17th November 2000
The Lord Advocate’s Reference, which has reviewed the Trident Three trial, has concluded today with the judgment expected in the next four to eight weeks.
Amicus curiae Gerry Moynihan countered the Crown assertion that although the women claimed that they were responding to an imminent threat, they had not done so immediately. He gave the analogy of a person who discovers that his neighbour is a terrorist and has prepared a bomb. He asks the police to act but to no avail. He decides to act himself but does not do so during the night since that would be too risky. He breaks in next day to his neighbour’s house and disarms the bomb.
Later, on behalf of Ulla Roder, Advocate Ian Anderson said that there were no cases in Scottish law which could illustrate the Maytime situation adequately. Instead he turned to an American Ploughshares case, that of Daniel Berrigan and others, which gave the court better guidance on necessity as a defence.
QC Aidan O’Neill, on behalf of Ellen Moxley, submitted that with the limited facts about Trident that the Court had had before it, it was still possible for it to find that Trident was legal but they had been given no evidence to allow them to rule that it was legal. Dealing with another Crown claim that the humanitarian principles only applied to wartime he explained that the formulation of these principles was an affirmation that basic human rights applied even in wartime. It went without saying that people had a right to life in peacetime.
A Trident Ploughshares spokesperson said: “The judges did not allow the full evidence to be presented at this hearing, but even with that restriction the basic case against Trident has come through.
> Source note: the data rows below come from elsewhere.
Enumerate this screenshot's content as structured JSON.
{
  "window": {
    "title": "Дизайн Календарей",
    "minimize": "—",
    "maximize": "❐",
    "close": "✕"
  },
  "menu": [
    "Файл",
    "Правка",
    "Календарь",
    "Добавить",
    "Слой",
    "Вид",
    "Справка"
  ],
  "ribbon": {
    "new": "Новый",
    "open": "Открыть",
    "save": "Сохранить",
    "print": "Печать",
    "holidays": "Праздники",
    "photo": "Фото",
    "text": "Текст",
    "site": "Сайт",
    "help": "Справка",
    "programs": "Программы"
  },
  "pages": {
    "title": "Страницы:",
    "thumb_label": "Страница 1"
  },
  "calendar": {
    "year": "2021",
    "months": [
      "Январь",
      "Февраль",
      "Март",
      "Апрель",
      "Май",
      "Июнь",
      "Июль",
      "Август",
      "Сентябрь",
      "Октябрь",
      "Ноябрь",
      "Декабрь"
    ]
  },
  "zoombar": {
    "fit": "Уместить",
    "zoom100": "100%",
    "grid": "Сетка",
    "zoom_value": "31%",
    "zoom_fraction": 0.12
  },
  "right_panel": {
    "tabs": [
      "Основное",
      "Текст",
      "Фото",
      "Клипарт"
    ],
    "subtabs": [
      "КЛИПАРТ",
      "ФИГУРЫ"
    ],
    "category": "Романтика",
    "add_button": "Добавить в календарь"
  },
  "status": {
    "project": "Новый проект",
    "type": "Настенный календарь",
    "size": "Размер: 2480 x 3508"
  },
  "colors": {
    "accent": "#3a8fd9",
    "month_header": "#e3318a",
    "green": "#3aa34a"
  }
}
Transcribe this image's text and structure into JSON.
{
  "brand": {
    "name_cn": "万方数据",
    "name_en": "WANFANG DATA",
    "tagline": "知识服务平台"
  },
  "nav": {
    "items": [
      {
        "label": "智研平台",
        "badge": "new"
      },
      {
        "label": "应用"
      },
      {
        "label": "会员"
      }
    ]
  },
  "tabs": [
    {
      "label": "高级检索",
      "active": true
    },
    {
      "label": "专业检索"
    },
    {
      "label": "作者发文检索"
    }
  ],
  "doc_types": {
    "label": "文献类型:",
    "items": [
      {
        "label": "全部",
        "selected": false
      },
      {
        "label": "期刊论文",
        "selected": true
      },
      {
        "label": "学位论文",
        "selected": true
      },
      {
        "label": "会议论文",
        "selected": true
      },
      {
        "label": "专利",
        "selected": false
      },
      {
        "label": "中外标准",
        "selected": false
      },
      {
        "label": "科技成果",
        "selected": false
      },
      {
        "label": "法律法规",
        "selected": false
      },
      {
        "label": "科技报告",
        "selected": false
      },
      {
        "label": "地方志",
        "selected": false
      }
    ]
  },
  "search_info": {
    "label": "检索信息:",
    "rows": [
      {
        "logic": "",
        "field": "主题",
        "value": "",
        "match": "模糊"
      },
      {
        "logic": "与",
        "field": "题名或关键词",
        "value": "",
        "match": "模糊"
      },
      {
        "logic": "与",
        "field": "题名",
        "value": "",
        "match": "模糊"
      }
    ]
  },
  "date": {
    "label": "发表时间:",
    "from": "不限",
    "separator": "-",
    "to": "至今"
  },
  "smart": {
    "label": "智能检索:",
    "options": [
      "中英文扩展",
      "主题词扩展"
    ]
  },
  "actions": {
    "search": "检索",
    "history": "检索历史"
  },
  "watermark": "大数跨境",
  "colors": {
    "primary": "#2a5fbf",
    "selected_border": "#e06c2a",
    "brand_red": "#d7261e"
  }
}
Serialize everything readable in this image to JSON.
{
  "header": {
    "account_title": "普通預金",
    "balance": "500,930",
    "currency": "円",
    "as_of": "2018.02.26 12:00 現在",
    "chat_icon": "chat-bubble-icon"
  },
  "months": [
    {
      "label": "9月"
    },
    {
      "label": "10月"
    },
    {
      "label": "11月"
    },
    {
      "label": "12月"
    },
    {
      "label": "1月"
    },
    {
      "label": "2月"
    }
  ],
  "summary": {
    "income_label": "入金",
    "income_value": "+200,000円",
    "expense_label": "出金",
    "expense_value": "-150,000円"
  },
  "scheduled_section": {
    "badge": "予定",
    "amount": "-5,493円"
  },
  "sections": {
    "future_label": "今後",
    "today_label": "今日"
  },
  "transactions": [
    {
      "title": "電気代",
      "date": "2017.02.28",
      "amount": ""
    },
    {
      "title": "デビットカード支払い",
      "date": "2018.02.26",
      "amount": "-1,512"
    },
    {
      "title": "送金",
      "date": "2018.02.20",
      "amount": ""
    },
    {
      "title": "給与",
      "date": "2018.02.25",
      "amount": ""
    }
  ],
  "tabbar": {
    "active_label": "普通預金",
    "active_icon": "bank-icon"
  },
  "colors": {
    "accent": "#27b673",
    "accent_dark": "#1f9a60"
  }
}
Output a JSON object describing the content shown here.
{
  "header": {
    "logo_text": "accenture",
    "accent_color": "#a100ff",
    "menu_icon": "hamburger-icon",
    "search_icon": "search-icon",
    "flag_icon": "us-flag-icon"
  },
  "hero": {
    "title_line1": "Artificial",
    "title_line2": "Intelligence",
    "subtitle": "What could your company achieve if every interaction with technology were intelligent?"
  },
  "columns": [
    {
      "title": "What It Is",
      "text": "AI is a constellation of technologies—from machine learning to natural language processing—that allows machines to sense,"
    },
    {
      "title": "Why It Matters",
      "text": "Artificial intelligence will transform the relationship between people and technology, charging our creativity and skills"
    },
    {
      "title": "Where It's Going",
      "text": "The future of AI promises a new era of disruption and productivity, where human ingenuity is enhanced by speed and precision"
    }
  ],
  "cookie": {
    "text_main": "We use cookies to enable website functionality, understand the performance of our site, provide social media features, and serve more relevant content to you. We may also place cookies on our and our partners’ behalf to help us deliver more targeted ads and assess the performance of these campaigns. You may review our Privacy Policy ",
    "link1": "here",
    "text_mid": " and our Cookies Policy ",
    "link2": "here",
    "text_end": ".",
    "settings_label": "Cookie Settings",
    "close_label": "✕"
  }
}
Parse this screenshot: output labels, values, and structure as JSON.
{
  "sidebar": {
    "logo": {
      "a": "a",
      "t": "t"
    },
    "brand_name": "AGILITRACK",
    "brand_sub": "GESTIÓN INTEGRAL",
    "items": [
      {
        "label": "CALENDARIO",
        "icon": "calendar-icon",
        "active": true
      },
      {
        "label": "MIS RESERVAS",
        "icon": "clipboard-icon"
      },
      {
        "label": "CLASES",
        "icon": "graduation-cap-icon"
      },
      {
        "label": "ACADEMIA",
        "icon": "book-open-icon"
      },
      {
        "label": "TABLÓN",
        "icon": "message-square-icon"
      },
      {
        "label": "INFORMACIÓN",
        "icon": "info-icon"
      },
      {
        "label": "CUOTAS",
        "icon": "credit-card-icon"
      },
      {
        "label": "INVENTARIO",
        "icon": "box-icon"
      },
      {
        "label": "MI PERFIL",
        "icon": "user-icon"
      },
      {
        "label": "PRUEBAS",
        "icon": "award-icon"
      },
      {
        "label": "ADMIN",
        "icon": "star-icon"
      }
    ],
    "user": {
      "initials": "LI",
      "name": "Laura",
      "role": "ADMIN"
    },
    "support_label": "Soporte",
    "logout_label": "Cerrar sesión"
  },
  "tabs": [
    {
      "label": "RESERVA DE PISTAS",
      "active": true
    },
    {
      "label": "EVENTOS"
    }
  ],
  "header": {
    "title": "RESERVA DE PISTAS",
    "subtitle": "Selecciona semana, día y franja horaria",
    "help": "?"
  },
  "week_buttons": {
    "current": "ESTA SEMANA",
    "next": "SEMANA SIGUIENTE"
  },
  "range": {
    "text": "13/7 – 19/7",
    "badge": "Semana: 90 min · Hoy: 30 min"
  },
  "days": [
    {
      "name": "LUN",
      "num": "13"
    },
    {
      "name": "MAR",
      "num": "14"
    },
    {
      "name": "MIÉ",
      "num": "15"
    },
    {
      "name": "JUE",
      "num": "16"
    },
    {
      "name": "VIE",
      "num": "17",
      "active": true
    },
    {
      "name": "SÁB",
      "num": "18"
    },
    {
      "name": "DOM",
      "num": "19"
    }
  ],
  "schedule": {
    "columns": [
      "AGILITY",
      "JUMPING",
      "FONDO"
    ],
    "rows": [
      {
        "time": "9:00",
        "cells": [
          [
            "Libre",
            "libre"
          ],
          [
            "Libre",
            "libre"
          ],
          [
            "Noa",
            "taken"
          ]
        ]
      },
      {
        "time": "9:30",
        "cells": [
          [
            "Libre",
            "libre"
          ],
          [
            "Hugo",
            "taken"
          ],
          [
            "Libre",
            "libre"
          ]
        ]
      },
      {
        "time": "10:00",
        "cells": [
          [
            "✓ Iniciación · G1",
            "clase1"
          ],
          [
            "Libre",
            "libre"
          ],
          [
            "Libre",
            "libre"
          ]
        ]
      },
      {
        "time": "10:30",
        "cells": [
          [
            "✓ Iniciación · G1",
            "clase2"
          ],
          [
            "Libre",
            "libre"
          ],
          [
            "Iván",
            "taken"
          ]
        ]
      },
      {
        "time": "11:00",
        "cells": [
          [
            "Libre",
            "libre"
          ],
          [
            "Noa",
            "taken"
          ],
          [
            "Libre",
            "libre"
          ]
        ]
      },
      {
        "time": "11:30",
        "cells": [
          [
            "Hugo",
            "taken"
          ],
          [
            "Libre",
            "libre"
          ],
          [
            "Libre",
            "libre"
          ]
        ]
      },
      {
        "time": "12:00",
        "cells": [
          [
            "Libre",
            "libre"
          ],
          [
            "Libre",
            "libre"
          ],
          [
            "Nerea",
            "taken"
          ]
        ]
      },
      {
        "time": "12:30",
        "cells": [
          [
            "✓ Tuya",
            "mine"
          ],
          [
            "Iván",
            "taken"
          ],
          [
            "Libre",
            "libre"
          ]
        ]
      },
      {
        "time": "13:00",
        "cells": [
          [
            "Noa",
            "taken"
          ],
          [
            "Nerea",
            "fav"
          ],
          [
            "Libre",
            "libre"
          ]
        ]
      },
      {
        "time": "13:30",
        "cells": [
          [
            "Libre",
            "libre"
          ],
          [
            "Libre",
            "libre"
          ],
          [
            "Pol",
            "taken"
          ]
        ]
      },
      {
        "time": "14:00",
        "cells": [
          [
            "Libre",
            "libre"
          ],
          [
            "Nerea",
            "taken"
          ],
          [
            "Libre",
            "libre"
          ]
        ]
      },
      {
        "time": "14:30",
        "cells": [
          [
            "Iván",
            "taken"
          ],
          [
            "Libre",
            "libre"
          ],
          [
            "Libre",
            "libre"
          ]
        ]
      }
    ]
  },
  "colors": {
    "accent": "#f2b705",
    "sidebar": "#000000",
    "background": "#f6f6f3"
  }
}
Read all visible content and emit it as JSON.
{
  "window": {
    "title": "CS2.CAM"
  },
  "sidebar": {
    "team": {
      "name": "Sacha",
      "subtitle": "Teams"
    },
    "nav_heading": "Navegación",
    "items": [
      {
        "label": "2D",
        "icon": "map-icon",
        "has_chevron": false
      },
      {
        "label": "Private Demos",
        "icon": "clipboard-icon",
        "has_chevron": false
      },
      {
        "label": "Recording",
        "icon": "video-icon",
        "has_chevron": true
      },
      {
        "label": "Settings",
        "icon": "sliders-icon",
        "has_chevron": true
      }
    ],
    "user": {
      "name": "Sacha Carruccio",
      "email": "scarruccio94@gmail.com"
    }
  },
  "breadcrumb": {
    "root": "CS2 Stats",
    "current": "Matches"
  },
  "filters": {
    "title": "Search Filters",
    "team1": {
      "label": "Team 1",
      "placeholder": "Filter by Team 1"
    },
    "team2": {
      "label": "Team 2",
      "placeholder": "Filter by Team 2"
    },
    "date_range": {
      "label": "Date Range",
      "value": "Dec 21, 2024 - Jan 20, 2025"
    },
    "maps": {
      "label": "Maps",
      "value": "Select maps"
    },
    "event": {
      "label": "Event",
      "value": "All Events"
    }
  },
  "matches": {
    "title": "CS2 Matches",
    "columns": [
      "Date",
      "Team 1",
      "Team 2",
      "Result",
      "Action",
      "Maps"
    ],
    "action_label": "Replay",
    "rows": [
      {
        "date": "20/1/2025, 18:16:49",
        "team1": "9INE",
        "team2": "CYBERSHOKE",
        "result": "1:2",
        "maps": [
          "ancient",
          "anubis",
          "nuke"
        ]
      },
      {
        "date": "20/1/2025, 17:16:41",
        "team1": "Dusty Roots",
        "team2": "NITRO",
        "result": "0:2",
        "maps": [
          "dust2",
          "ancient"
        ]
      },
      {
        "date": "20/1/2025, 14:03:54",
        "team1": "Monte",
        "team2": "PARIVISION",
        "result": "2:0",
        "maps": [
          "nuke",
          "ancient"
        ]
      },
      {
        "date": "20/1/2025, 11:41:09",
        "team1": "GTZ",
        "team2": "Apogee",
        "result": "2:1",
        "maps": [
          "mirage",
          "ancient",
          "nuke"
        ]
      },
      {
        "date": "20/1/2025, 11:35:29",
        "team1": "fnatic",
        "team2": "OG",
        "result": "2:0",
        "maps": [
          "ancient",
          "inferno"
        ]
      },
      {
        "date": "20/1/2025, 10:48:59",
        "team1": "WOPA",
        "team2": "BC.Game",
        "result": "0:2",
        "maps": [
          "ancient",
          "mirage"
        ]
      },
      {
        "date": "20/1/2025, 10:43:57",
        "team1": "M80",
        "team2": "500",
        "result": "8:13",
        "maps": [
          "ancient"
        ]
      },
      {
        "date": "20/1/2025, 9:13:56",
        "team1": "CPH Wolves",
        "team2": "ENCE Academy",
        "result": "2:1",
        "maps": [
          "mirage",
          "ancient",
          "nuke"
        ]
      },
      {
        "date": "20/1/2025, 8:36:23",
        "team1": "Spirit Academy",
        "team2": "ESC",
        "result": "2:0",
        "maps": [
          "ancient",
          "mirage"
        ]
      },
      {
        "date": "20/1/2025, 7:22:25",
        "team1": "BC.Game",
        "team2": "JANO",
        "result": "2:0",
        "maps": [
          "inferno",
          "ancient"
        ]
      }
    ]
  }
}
That case is so strong and we ask the bench to admit the obvious and rule it unlawful.”